Another goal is to establish many of the native Maryland shrubs. There are currently more than 30 species of native shrubs in the Glen.
Here are some of the reasons native Maryland trees are important to our environment.
Within the Glen Arboretum you will find, among many others, the following 20 trees. These 20 trees make up about 80 percent of the trees that you are likely to encounter in the forests of central Maryland. They are listed below by their scientific name, common name and organized by category. Each of the links below takes you to a database of plants on the site of the Natural Resources Conservation Service.
Description — evergreen trees with needle leaves.
Eastern white pine (Pinus strobus) is tall with needles in clusters of five and cones without sharp points.Eastern White Pine
Loblolly pine (Pinus taeda) has needles in clusters of three and cones with sharp, out-curved prickles.Loblolly Pine
Virginia pine (Pinus virginiana) has needles in clusters of two and small cones.Virginia Pine
Eastern hemlock (Tsuga canadensis), found mostly in Western Maryland, has one flat needle with white lines on the underside.Eastern Hemlock
Description — trees with acorns for fruit, alternate leaves with leaf edges forming distinct lobes.
White oak (Quercus alba) has whitish gray bark and leaves with rounded lobes with no bristles on the edges.White Oak
Chestnut oak (Quercus “montana”) has dark, deeply furrowed bark and leaves with bristleless edges that have 10 to 16 pairs of broad, rounded teeth.Chestnut Oak
Black oak (Quercus velutina) has leaves with shiny topsides and yellowish undersides and acorns with a cap that has fringe along the seed.Black Oak
Northern red oak (Quercus rubra) is found most frequently in Western Maryland, and has leaves with several shallow or deep, bristle-tipped lobes and an acorn that has a cap covering only the top quarter.Northern Red Oak
Southern red oak (Quercus falcata var. falcata) has leaves with three bristle-tipped lobes and a middle vein that is often S-shaped from leaf base to tip. It is most commonly found on the coastal plains of the Chesapeake Bay.Southern Red Oak
Description — trees with two leaves attached at the same point and “helicopter” fruits.
Red maple (Acer rubrum) — A favorite yard tree due to its bright red fall color, red maples have leaves that are typically green above and lighter colored or white beneath.Red Maple
Sugar maple (Acer saccharum)—Found in Western Maryland and often tapped as a source for maple syrup, sugar maples have leaves that are green on both upper and lower surfaces.Sugar Maple
Silver maple (Acer saccharinum)—A widespread tree of flood plains, silver maples have bi-colored leaves with a green upper surface and a nearly white lower surface.Silver Maple
White ash (Fraxinus americana) has a feather-like leaf that is divided into five to seven leaflets.White Ash
Description — trees with leaves that are as wide as long, circular in outline, alternate on the stem and have lobes and points.
Sweet gum (Liquidambar styraciflua)—A popular yard tree for its purple and red fall color, sweet gums have saw-toothed leaves with five lobes and a fruit that is a small, smooth ball.Sweet Gum
American sycamore (Platanus occidentalis) has large leaves with five lobes that are hairy on the underside.American Sycamore
Tuliptree (Liriodendron tulipifera) has yellow and green flowers (sometimes with orange spots) and flat-topped leaves with four lobes.
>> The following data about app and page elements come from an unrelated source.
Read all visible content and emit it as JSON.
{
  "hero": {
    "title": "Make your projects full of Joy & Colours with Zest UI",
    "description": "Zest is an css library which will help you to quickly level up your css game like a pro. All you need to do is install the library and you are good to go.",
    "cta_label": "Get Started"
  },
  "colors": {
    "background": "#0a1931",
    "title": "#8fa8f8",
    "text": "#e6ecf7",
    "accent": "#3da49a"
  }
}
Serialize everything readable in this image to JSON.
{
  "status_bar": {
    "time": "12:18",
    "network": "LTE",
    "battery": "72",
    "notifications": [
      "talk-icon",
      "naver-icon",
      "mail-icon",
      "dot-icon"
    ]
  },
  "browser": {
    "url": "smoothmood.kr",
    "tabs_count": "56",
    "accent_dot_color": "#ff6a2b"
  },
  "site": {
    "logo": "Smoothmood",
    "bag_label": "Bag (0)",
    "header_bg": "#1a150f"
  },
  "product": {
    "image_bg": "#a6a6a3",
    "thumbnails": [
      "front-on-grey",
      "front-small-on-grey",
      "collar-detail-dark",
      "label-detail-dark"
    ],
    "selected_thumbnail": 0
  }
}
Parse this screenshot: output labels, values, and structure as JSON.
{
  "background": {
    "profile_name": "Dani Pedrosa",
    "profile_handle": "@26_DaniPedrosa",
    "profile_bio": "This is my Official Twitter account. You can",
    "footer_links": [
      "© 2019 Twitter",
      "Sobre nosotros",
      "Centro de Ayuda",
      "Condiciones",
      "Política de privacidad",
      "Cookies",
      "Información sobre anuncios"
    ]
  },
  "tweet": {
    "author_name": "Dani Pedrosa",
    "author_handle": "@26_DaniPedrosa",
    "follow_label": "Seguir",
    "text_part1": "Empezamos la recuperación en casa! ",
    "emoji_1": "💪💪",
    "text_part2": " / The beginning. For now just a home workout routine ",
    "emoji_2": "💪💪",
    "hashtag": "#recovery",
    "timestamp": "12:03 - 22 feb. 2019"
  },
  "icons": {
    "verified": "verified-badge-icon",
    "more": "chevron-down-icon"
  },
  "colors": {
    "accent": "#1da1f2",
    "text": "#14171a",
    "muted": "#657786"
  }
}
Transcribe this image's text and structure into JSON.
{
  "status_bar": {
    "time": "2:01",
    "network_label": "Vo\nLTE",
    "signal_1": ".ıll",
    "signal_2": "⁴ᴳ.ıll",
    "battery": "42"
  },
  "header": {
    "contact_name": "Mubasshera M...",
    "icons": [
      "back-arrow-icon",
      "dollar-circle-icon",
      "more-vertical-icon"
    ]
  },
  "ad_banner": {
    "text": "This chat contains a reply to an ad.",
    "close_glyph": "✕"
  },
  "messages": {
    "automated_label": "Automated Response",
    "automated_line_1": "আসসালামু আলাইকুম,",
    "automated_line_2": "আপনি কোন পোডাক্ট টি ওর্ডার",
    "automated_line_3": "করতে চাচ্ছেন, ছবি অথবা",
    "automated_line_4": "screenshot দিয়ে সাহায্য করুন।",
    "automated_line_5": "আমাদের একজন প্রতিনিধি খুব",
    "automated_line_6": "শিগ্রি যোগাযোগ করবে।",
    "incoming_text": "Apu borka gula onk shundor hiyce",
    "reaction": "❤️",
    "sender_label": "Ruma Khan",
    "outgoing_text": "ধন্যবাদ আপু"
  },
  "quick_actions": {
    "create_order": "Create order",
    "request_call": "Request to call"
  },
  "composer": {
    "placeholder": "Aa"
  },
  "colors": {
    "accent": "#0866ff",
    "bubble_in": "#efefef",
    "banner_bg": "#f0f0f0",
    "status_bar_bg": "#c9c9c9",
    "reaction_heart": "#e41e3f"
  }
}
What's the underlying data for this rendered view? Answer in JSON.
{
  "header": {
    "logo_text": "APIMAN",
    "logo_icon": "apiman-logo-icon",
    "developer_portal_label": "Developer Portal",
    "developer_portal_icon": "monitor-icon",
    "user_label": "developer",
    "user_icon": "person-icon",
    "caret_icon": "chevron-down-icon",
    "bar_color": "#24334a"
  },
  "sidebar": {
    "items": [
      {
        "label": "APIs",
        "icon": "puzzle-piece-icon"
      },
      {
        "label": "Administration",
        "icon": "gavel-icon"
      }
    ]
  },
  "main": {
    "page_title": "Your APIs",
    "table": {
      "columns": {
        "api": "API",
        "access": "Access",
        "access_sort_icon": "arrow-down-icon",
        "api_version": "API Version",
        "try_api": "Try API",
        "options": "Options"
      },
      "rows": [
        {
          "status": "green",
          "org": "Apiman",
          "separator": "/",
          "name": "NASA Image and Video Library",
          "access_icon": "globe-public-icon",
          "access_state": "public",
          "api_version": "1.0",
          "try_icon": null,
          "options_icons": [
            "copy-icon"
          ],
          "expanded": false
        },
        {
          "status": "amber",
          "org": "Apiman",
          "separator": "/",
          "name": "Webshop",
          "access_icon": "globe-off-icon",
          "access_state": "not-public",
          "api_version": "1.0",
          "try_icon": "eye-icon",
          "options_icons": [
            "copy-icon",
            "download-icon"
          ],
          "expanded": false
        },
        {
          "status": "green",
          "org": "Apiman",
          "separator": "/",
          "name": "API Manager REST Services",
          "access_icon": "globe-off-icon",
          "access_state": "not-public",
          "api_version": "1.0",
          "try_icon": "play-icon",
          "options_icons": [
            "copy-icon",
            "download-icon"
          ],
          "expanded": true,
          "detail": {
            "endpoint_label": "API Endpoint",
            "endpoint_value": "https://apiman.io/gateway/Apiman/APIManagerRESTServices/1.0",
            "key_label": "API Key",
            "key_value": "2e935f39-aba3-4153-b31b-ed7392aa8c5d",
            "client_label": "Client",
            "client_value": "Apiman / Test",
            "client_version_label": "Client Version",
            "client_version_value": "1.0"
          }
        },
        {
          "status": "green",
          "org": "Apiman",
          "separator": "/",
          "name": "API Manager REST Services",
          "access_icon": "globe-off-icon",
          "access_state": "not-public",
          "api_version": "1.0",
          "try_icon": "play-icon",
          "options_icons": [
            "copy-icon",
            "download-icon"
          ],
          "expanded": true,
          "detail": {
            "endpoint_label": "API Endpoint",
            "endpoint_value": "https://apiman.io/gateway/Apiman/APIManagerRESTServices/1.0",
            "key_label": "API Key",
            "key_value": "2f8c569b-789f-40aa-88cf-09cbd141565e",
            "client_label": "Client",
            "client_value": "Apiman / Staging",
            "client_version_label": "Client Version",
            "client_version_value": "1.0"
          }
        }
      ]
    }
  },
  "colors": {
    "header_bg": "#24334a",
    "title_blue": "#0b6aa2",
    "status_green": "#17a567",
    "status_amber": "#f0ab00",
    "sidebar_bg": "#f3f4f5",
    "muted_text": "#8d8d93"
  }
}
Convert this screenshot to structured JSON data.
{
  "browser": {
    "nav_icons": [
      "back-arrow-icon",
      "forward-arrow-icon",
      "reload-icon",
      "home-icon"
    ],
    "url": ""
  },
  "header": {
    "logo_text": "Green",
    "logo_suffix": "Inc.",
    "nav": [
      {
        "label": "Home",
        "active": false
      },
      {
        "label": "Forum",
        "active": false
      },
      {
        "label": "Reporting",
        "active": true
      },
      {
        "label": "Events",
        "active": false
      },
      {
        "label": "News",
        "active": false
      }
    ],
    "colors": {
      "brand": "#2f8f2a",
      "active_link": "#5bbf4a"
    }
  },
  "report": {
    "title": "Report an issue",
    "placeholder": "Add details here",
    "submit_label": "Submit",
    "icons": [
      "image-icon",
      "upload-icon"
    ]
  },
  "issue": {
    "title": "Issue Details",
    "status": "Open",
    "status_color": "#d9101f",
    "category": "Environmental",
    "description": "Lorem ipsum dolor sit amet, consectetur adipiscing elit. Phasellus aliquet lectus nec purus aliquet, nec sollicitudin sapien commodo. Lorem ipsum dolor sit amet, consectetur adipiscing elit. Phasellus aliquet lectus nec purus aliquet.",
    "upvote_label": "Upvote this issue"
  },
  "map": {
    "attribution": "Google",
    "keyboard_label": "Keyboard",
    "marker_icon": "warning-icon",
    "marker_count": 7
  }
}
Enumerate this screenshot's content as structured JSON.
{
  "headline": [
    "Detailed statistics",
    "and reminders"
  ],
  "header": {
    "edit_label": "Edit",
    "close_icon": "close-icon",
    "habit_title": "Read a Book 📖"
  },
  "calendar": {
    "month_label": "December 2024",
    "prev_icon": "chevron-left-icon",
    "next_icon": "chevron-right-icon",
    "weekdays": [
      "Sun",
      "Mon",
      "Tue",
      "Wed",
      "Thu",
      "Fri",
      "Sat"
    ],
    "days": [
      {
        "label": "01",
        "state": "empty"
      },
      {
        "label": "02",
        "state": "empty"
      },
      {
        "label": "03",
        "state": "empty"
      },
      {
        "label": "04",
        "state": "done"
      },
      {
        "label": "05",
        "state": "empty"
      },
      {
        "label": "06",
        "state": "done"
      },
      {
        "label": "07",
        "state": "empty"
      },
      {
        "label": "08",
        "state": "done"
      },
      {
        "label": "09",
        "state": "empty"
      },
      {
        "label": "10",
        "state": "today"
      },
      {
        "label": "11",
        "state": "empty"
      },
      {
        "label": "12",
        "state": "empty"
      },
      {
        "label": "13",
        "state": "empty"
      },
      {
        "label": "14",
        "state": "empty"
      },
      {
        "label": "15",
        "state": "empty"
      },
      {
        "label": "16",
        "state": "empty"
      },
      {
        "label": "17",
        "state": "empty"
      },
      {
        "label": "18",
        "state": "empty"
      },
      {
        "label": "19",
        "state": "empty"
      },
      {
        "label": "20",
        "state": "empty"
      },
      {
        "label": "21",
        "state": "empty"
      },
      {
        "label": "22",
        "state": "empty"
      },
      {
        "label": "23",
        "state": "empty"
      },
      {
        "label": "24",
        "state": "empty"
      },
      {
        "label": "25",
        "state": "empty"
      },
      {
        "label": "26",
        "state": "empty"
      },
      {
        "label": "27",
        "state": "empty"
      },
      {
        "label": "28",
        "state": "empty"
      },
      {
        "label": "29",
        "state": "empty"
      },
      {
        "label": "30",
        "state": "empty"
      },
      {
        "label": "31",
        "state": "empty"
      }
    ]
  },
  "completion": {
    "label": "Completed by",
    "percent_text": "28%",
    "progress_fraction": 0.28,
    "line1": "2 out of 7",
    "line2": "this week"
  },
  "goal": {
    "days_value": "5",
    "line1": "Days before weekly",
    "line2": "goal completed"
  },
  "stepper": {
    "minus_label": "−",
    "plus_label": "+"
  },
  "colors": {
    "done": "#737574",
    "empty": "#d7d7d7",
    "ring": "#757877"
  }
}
Alternative names include tulip poplar and yellow poplar.Tuliptree
Description — trees with alternate leaves in various shapes.
Pignut hickory (Carya glabra) has large leaves that are subdivided into five to seven leaflets and bear a round nut for fruit.Pignut Hickory
Blackgum (Nyssa sylvatica var sylvatica) has black or dark purple fruit and have leaves with smooth edges and a long tapering tip.Blackgum
American beech (Fagus grandifolia) has distinct smooth, light grey colored bark with leaves that have straight veins ending in a small point.American Beech
Sassafras (Sassafras albidum) has leaves that have a spicy fragrance when torn and are either oval, mitten shaped or three-lobed.Sassafras